» **YOUR TASK**: Word for word, restate the listing that follows and leave out the images.

» **AVAILABLE RECORDS**:
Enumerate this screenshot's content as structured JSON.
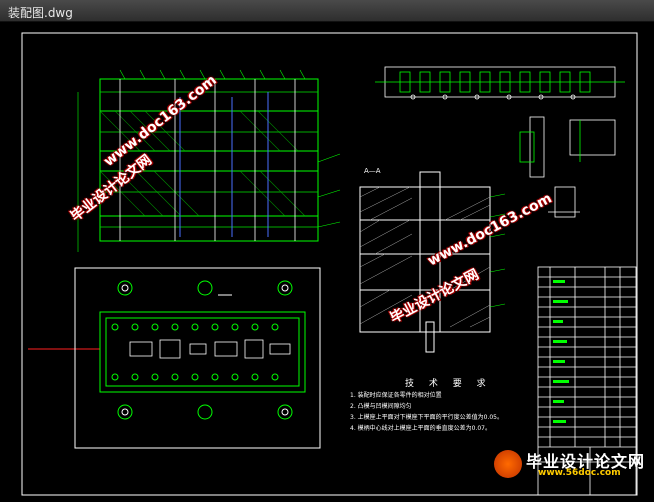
{
  "window": {
    "title": "装配图.dwg"
  },
  "drawing": {
    "section_label": "A—A",
    "tech_requirements_title": "技 术 要 求",
    "requirements": [
      "1. 装配时应保证各零件的相对位置",
      "2. 凸模与凹模间隙均匀",
      "3. 上模座上平面对下模座下平面的平行度公差值为0.05。",
      "4. 模柄中心线对上模座上平面的垂直度公差为0.07。"
    ]
  },
  "watermarks": {
    "wm1_line1": "毕业设计论文网",
    "wm1_line2": "www.doc163.com",
    "wm2_line1": "毕业设计论文网",
    "wm2_line2": "www.doc163.com"
  },
  "brand": {
    "name": "毕业设计论文网",
    "url": "www.56doc.com"
  },
  "colors": {
    "background": "#000000",
    "lines_primary": "#00ff00",
    "lines_secondary": "#ffffff",
    "accent_blue": "#4a6fff",
    "centerline_red": "#ff2020"
  }
}
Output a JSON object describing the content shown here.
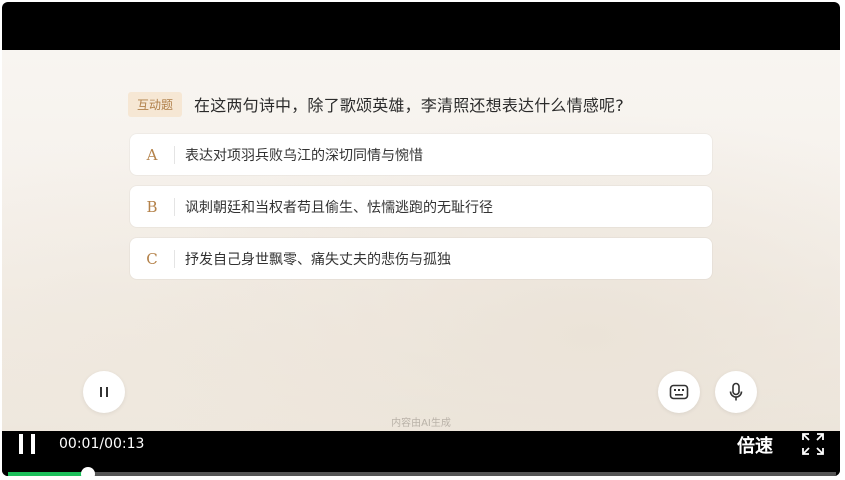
{
  "quiz": {
    "tag": "互动题",
    "question": "在这两句诗中，除了歌颂英雄，李清照还想表达什么情感呢?",
    "options": [
      {
        "letter": "A",
        "text": "表达对项羽兵败乌江的深切同情与惋惜"
      },
      {
        "letter": "B",
        "text": "讽刺朝廷和当权者苟且偷生、怯懦逃跑的无耻行径"
      },
      {
        "letter": "C",
        "text": "抒发自己身世飘零、痛失丈夫的悲伤与孤独"
      }
    ]
  },
  "overlay": {
    "pause_icon": "pause-icon",
    "keyboard_icon": "keyboard-icon",
    "mic_icon": "microphone-icon",
    "ai_note": "内容由AI生成"
  },
  "player": {
    "time": "00:01/00:13",
    "speed_label": "倍速",
    "progress_fraction": 0.097,
    "play_pause_icon": "pause-icon",
    "fullscreen_icon": "fullscreen-icon",
    "accent": "#1bbf5a"
  }
}
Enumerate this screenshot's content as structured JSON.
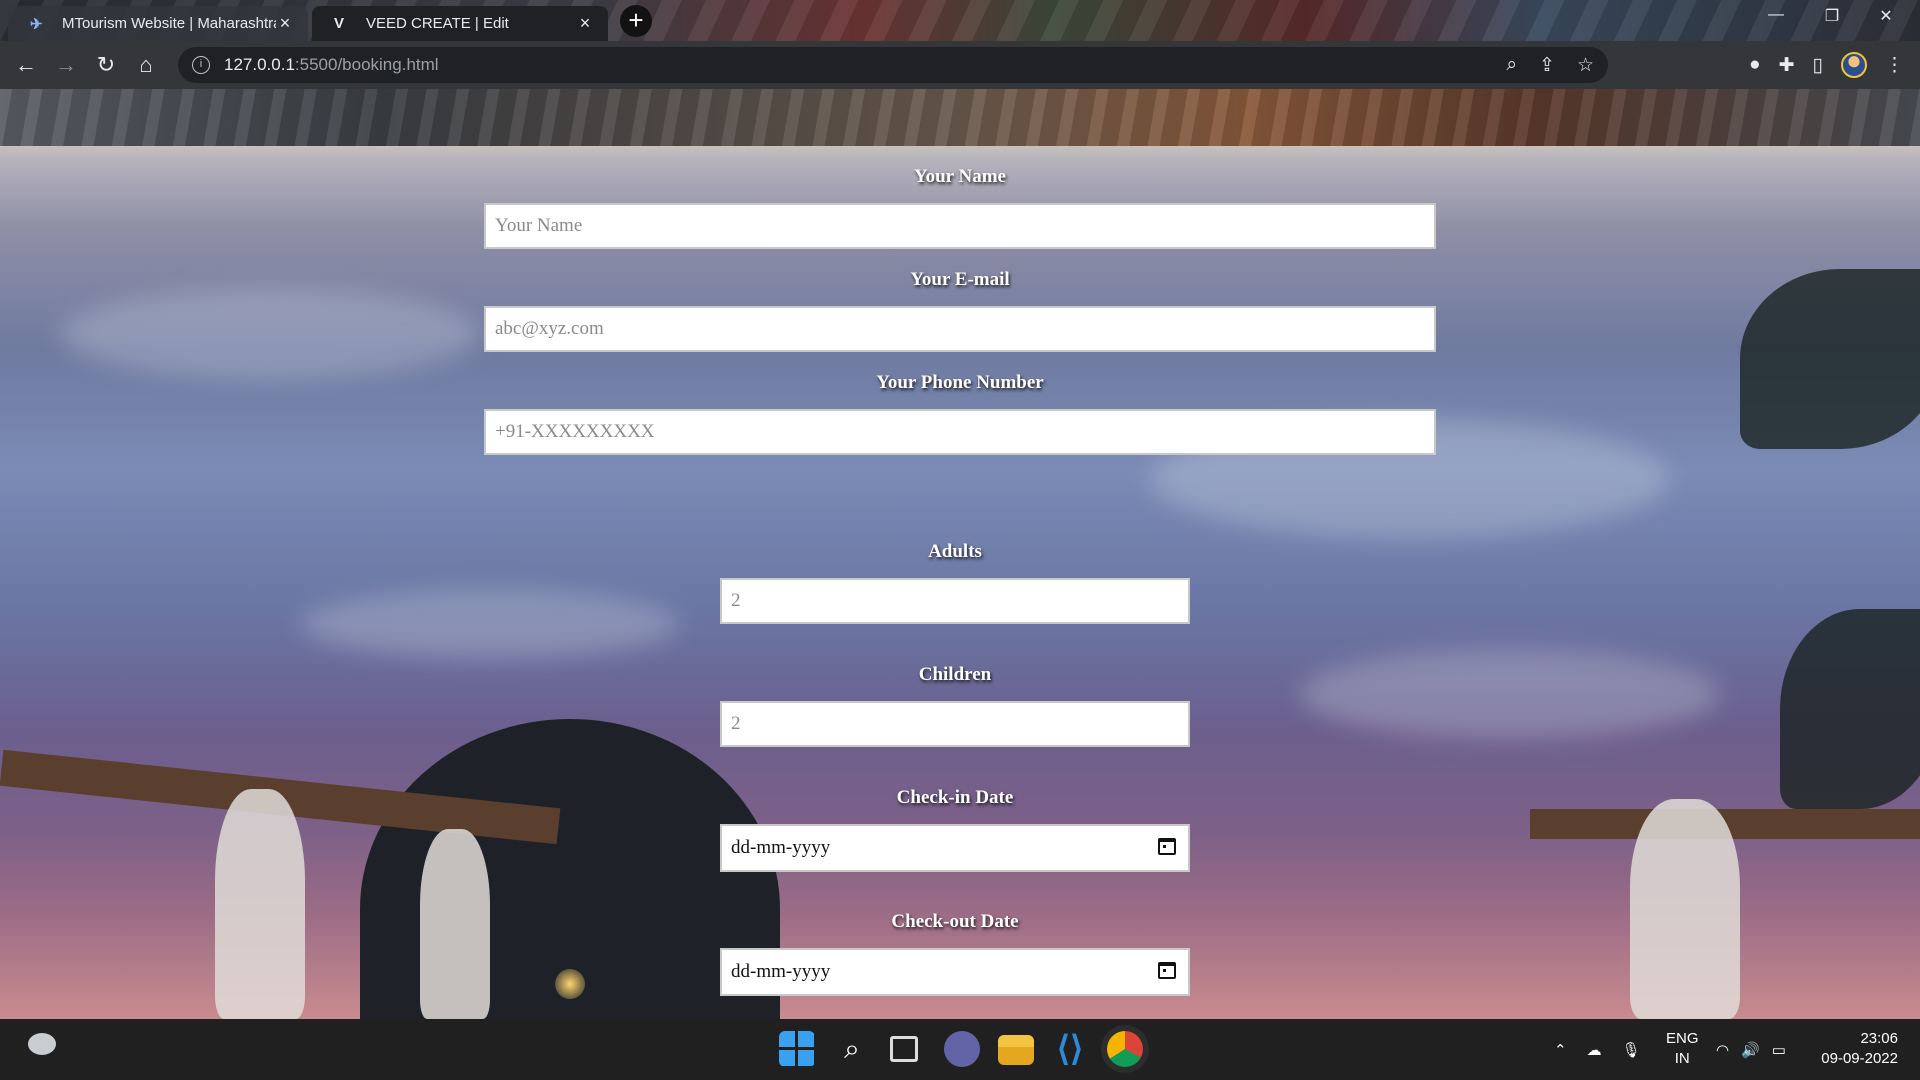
{
  "browser": {
    "tabs": [
      {
        "label": "MTourism Website | Maharashtra",
        "favicon": "airplane-icon",
        "active": false
      },
      {
        "label": "VEED CREATE | Edit",
        "favicon": "V",
        "active": true
      }
    ],
    "url_host": "127.0.0.1",
    "url_path": ":5500/booking.html"
  },
  "form": {
    "name_label": "Your Name",
    "name_placeholder": "Your Name",
    "email_label": "Your E-mail",
    "email_placeholder": "abc@xyz.com",
    "phone_label": "Your Phone Number",
    "phone_placeholder": "+91-XXXXXXXXX",
    "adults_label": "Adults",
    "adults_placeholder": "2",
    "children_label": "Children",
    "children_placeholder": "2",
    "checkin_label": "Check-in Date",
    "checkin_value": "dd-mm-yyyy",
    "checkout_label": "Check-out Date",
    "checkout_value": "dd-mm-yyyy"
  },
  "taskbar": {
    "lang_line1": "ENG",
    "lang_line2": "IN",
    "time": "23:06",
    "date": "09-09-2022"
  },
  "colors": {
    "label_text": "#ffffff",
    "input_bg": "#ffffff",
    "placeholder": "#8a8a8a",
    "taskbar_bg": "#202020",
    "toolbar_bg": "#35363a"
  }
}
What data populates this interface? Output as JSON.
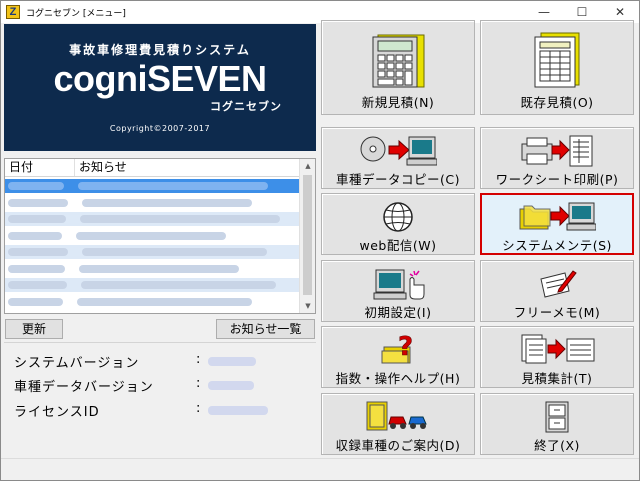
{
  "window": {
    "title": "コグニセブン [メニュー]",
    "app_icon_letter": "Z",
    "controls": [
      "—",
      "☐",
      "✕"
    ]
  },
  "banner": {
    "tagline": "事故車修理費見積りシステム",
    "logo": "cogniSEVEN",
    "logo_kana": "コグニセブン",
    "copyright": "Copyright©2007-2017"
  },
  "news": {
    "columns": [
      "日付",
      "お知らせ"
    ],
    "rows_note": "blurred",
    "rows": [
      {
        "selected": true
      },
      {
        "selected": false
      },
      {
        "selected": false
      },
      {
        "selected": false
      },
      {
        "selected": false
      },
      {
        "selected": false
      },
      {
        "selected": false
      },
      {
        "selected": false
      }
    ],
    "refresh_label": "更新",
    "list_all_label": "お知らせ一覧"
  },
  "info": {
    "rows": [
      {
        "label": "システムバージョン",
        "sep": ":"
      },
      {
        "label": "車種データバージョン",
        "sep": ":"
      },
      {
        "label": "ライセンスID",
        "sep": ":"
      }
    ]
  },
  "menu": {
    "new_estimate": "新規見積(N)",
    "existing_estimate": "既存見積(O)",
    "vehicle_data_copy": "車種データコピー(C)",
    "worksheet_print": "ワークシート印刷(P)",
    "web_delivery": "web配信(W)",
    "system_maintenance": "システムメンテ(S)",
    "initial_settings": "初期設定(I)",
    "free_memo": "フリーメモ(M)",
    "index_help": "指数・操作ヘルプ(H)",
    "estimate_summary": "見積集計(T)",
    "vehicle_guide": "収録車種のご案内(D)",
    "exit": "終了(X)"
  },
  "colors": {
    "banner_bg": "#0d2a4d",
    "selected_border": "#d40000",
    "selected_bg": "#e3f1fa",
    "row_highlight": "#3d8fe8",
    "row_alt": "#dde9f7"
  }
}
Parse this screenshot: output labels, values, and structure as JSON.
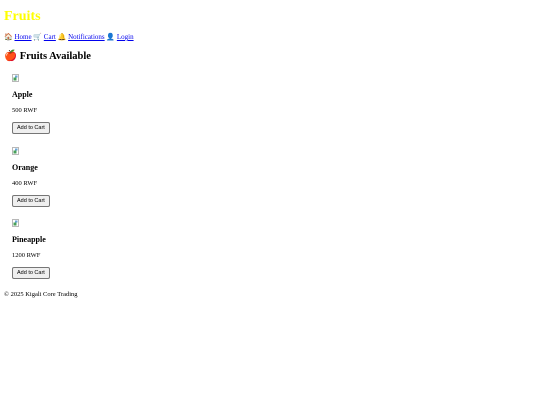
{
  "header": {
    "title": "Fruits"
  },
  "nav": {
    "items": [
      {
        "icon": "🏠",
        "icon_name": "home-icon",
        "label": "Home"
      },
      {
        "icon": "🛒",
        "icon_name": "cart-icon",
        "label": "Cart"
      },
      {
        "icon": "🔔",
        "icon_name": "bell-icon",
        "label": "Notifications"
      },
      {
        "icon": "👤",
        "icon_name": "user-icon",
        "label": "Login"
      }
    ]
  },
  "main": {
    "section_icon": "🍎",
    "section_icon_name": "apple-icon",
    "section_title": "Fruits Available",
    "products": [
      {
        "name": "Apple",
        "price": "500 RWF",
        "button_label": "Add to Cart"
      },
      {
        "name": "Orange",
        "price": "400 RWF",
        "button_label": "Add to Cart"
      },
      {
        "name": "Pineapple",
        "price": "1200 RWF",
        "button_label": "Add to Cart"
      }
    ]
  },
  "footer": {
    "text": "© 2025 Kigali Core Trading"
  },
  "colors": {
    "title": "#ffff00",
    "link": "#0000ee"
  }
}
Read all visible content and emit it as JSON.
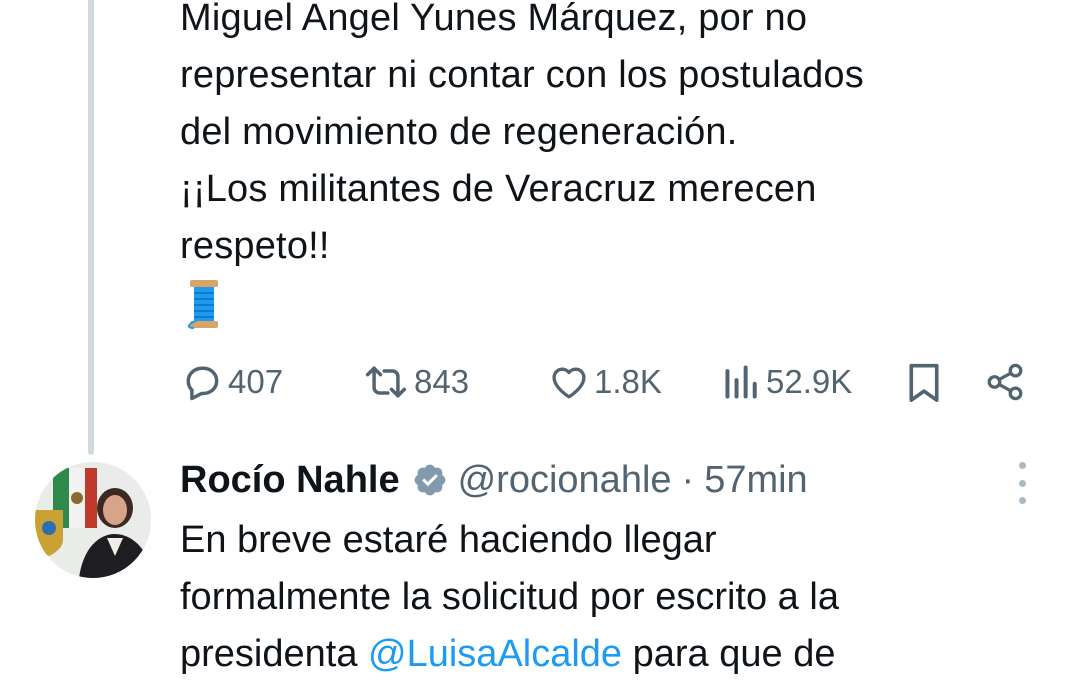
{
  "tweet": {
    "text_lines": [
      "Miguel Angel Yunes Márquez, por no",
      "representar ni contar con los postulados",
      "del movimiento de regeneración.",
      "¡¡Los militantes de Veracruz merecen",
      "respeto!!"
    ],
    "emoji_icon": "thread-spool-icon",
    "actions": {
      "replies": "407",
      "retweets": "843",
      "likes": "1.8K",
      "views": "52.9K"
    }
  },
  "reply": {
    "name": "Rocío Nahle",
    "handle": "@rocionahle",
    "separator": "·",
    "time": "57min",
    "text_lines": [
      "En breve estaré haciendo llegar",
      "formalmente la solicitud por escrito a la",
      "presidenta ",
      "@LuisaAlcalde",
      " para que de"
    ]
  },
  "colors": {
    "text": "#0f1419",
    "secondary": "#536471",
    "verified": "#829aab",
    "thread_line": "#cfd9de",
    "link": "#1d9bf0"
  }
}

» **RESULT OF THIS TASK**:
Enumerate this screenshot's content as structured JSON.
{
  "window": {
    "title": "装配图.dwg"
  },
  "drawing": {
    "section_label": "A—A",
    "tech_requirements_title": "技 术 要 求",
    "requirements": [
      "1. 装配时应保证各零件的相对位置",
      "2. 凸模与凹模间隙均匀",
      "3. 上模座上平面对下模座下平面的平行度公差值为0.05。",
      "4. 模柄中心线对上模座上平面的垂直度公差为0.07。"
    ]
  },
  "watermarks": {
    "wm1_line1": "毕业设计论文网",
    "wm1_line2": "www.doc163.com",
    "wm2_line1": "毕业设计论文网",
    "wm2_line2": "www.doc163.com"
  },
  "brand": {
    "name": "毕业设计论文网",
    "url": "www.56doc.com"
  },
  "colors": {
    "background": "#000000",
    "lines_primary": "#00ff00",
    "lines_secondary": "#ffffff",
    "accent_blue": "#4a6fff",
    "centerline_red": "#ff2020"
  }
}
Output a JSON object describing the content shown here.
{
  "quiz": {
    "tag": "互动题",
    "question": "在这两句诗中，除了歌颂英雄，李清照还想表达什么情感呢?",
    "options": [
      {
        "letter": "A",
        "text": "表达对项羽兵败乌江的深切同情与惋惜"
      },
      {
        "letter": "B",
        "text": "讽刺朝廷和当权者苟且偷生、怯懦逃跑的无耻行径"
      },
      {
        "letter": "C",
        "text": "抒发自己身世飘零、痛失丈夫的悲伤与孤独"
      }
    ]
  },
  "overlay": {
    "pause_icon": "pause-icon",
    "keyboard_icon": "keyboard-icon",
    "mic_icon": "microphone-icon",
    "ai_note": "内容由AI生成"
  },
  "player": {
    "time": "00:01/00:13",
    "speed_label": "倍速",
    "progress_fraction": 0.097,
    "play_pause_icon": "pause-icon",
    "fullscreen_icon": "fullscreen-icon",
    "accent": "#1bbf5a"
  }
}
Enumerate this screenshot's content as structured JSON.
{
  "browser": {
    "tabs": [
      {
        "label": "MTourism Website | Maharashtra",
        "favicon": "airplane-icon",
        "active": false
      },
      {
        "label": "VEED CREATE | Edit",
        "favicon": "V",
        "active": true
      }
    ],
    "url_host": "127.0.0.1",
    "url_path": ":5500/booking.html"
  },
  "form": {
    "name_label": "Your Name",
    "name_placeholder": "Your Name",
    "email_label": "Your E-mail",
    "email_placeholder": "abc@xyz.com",
    "phone_label": "Your Phone Number",
    "phone_placeholder": "+91-XXXXXXXXX",
    "adults_label": "Adults",
    "adults_placeholder": "2",
    "children_label": "Children",
    "children_placeholder": "2",
    "checkin_label": "Check-in Date",
    "checkin_value": "dd-mm-yyyy",
    "checkout_label": "Check-out Date",
    "checkout_value": "dd-mm-yyyy"
  },
  "taskbar": {
    "lang_line1": "ENG",
    "lang_line2": "IN",
    "time": "23:06",
    "date": "09-09-2022"
  },
  "colors": {
    "label_text": "#ffffff",
    "input_bg": "#ffffff",
    "placeholder": "#8a8a8a",
    "taskbar_bg": "#202020",
    "toolbar_bg": "#35363a"
  }
}
What data populates this interface? Output as JSON.
{
  "window": {
    "title": "コグニセブン [メニュー]",
    "app_icon_letter": "Z",
    "controls": [
      "—",
      "☐",
      "✕"
    ]
  },
  "banner": {
    "tagline": "事故車修理費見積りシステム",
    "logo": "cogniSEVEN",
    "logo_kana": "コグニセブン",
    "copyright": "Copyright©2007-2017"
  },
  "news": {
    "columns": [
      "日付",
      "お知らせ"
    ],
    "rows_note": "blurred",
    "rows": [
      {
        "selected": true
      },
      {
        "selected": false
      },
      {
        "selected": false
      },
      {
        "selected": false
      },
      {
        "selected": false
      },
      {
        "selected": false
      },
      {
        "selected": false
      },
      {
        "selected": false
      }
    ],
    "refresh_label": "更新",
    "list_all_label": "お知らせ一覧"
  },
  "info": {
    "rows": [
      {
        "label": "システムバージョン",
        "sep": ":"
      },
      {
        "label": "車種データバージョン",
        "sep": ":"
      },
      {
        "label": "ライセンスID",
        "sep": ":"
      }
    ]
  },
  "menu": {
    "new_estimate": "新規見積(N)",
    "existing_estimate": "既存見積(O)",
    "vehicle_data_copy": "車種データコピー(C)",
    "worksheet_print": "ワークシート印刷(P)",
    "web_delivery": "web配信(W)",
    "system_maintenance": "システムメンテ(S)",
    "initial_settings": "初期設定(I)",
    "free_memo": "フリーメモ(M)",
    "index_help": "指数・操作ヘルプ(H)",
    "estimate_summary": "見積集計(T)",
    "vehicle_guide": "収録車種のご案内(D)",
    "exit": "終了(X)"
  },
  "colors": {
    "banner_bg": "#0d2a4d",
    "selected_border": "#d40000",
    "selected_bg": "#e3f1fa",
    "row_highlight": "#3d8fe8",
    "row_alt": "#dde9f7"
  }
}
Parse this screenshot: output labels, values, and structure as JSON.
{
  "header": {
    "title": "Fruits"
  },
  "nav": {
    "items": [
      {
        "icon": "🏠",
        "icon_name": "home-icon",
        "label": "Home"
      },
      {
        "icon": "🛒",
        "icon_name": "cart-icon",
        "label": "Cart"
      },
      {
        "icon": "🔔",
        "icon_name": "bell-icon",
        "label": "Notifications"
      },
      {
        "icon": "👤",
        "icon_name": "user-icon",
        "label": "Login"
      }
    ]
  },
  "main": {
    "section_icon": "🍎",
    "section_icon_name": "apple-icon",
    "section_title": "Fruits Available",
    "products": [
      {
        "name": "Apple",
        "price": "500 RWF",
        "button_label": "Add to Cart"
      },
      {
        "name": "Orange",
        "price": "400 RWF",
        "button_label": "Add to Cart"
      },
      {
        "name": "Pineapple",
        "price": "1200 RWF",
        "button_label": "Add to Cart"
      }
    ]
  },
  "footer": {
    "text": "© 2025 Kigali Core Trading"
  },
  "colors": {
    "title": "#ffff00",
    "link": "#0000ee"
  }
}
Read all visible content and emit it as JSON.
{
  "tweet": {
    "text_lines": [
      "Miguel Angel Yunes Márquez, por no",
      "representar ni contar con los postulados",
      "del movimiento de regeneración.",
      "¡¡Los militantes de Veracruz merecen",
      "respeto!!"
    ],
    "emoji_icon": "thread-spool-icon",
    "actions": {
      "replies": "407",
      "retweets": "843",
      "likes": "1.8K",
      "views": "52.9K"
    }
  },
  "reply": {
    "name": "Rocío Nahle",
    "handle": "@rocionahle",
    "separator": "·",
    "time": "57min",
    "text_lines": [
      "En breve estaré haciendo llegar",
      "formalmente la solicitud por escrito a la",
      "presidenta ",
      "@LuisaAlcalde",
      " para que de"
    ]
  },
  "colors": {
    "text": "#0f1419",
    "secondary": "#536471",
    "verified": "#829aab",
    "thread_line": "#cfd9de",
    "link": "#1d9bf0"
  }
}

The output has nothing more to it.